-DU has roughly 10,000 laptops on campus and 2,500 desktops.  This means we spend roughly $592,500 on computer costs in one year alone.

- If we were able to reduce our computers run time to a normal 8 hour work day, the calculation looks as follows:

  • .2 kWh * 8 hrs/day * 365 days/yr * $.07/kWh = roughly $40 per year
  • .045 kWh * 8 hrs/day * 365 days/yr * .07/kWh = roughly $9 per year

- With the same 12,500 computers on campus, we could possibly reduce our electric consumption with regard to computing to roughly $190,000!

-By reducing our usage to only what we need, we can save almost 2/3 of our computing costs!!!

-Please do not forget about auxillary devices such as printers, scanners, speakers etc.  Each of theses devices can consume from 25-150 W/hour.

-  So if it’s not in use, turn it off.   If you would feel more comfortable leaving it on, then please use the following instructions to take advantage of your computer’s power saving features.

NOTE: By using our computers less we reduce the amount of extra heat in any given space.  When we reduce the heat we reduce the need to cool it down and saving energy with regard to air conditioning!

Power Management

As a general rule of thumb, you should turn off computer equipment if it is going to be idle for eight hours or more. For idle periods of less than eight hours, use Energy Saver software features to optimize and reduce energy use.

For Windows XP, 2000 operating systems
Follow these simple steps:

  • Click "Start" at the bottom left side of your screen.
  • Go to "Settings" and click on "Control Panel."
  • Open "Display" and click on "Screen Saver."
  • Select '(None)' within the Screen Saver selection listbox.
  • Within 'Monitor power' area, click "Power..." button.
  • Make sure that the "Power Schemes" tab is the current active tab window selected.
  • Select a time interval to 'Turn off monitor' (Suggested Time: 20 mins.)
    Select a time interval to 'Turn off hard disks' (Suggested Time: 20 mins.)
    * Choose a short duration to get your computer to sleep as soon as possible by powering down the hard drive and turning off the monitor.
  • Select a time interval to 'Turn off monitor' (Suggested Time: 20 mins.)
    Select a time interval to 'Turn off hard disks' (Suggested Time: 20 mins.)
    * Choose a short duration to get your computer to sleep as soon as possible by powering down the hard drive and turning off the monitor.
  • Select a time for 'System standby'.
  • Click "Apply" button, then click "OK" button.
  • That’s it!
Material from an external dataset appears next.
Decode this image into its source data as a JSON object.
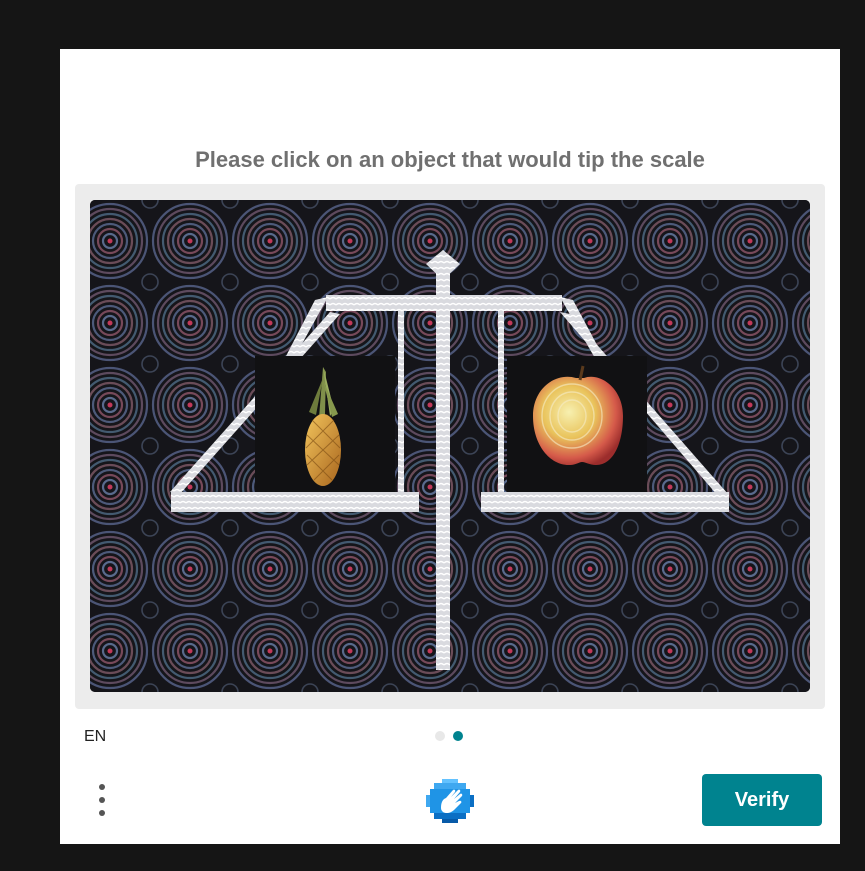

    The overall objective of the program is to reclaim funds that we have had to divert to utility expenses and make them available to pay for other energy efficiency projects that will yield additional savings. Though Facilities has always championed cost-effective ways to reduce energy waste such as lighting retro-fits, replacement of inefficient infrastructure, etc, the current energy program is designed to solidify the savings with behavioral changes that are more sensitive to energy use. We want to change the culture regarding energy use and people’s attitude towards energy. In addition, the intent of the program is to reduce our utility expenses by making every university employee an active participant in the sensible control of our electric and gas utility consumption.

    We live in a society of over-consumption. By reducing our consumption only to what we need on a daily basis, we can reap the following benefits:

• Reduced emission of Green house gases like carbon dioxide

• Become an example of energy discipline and thus making our university more attractive to potential students and faculty

• Save money that can be diverted to better uses

• Improved life of equipment. By using them less lights, computers, printers, air conditioners etc. last longer

In this site you will find the DU campus energy policy, ways to save, student organizations dedicated to energy reduction and environmental awareness, DU energy facts, building by building usage information and more!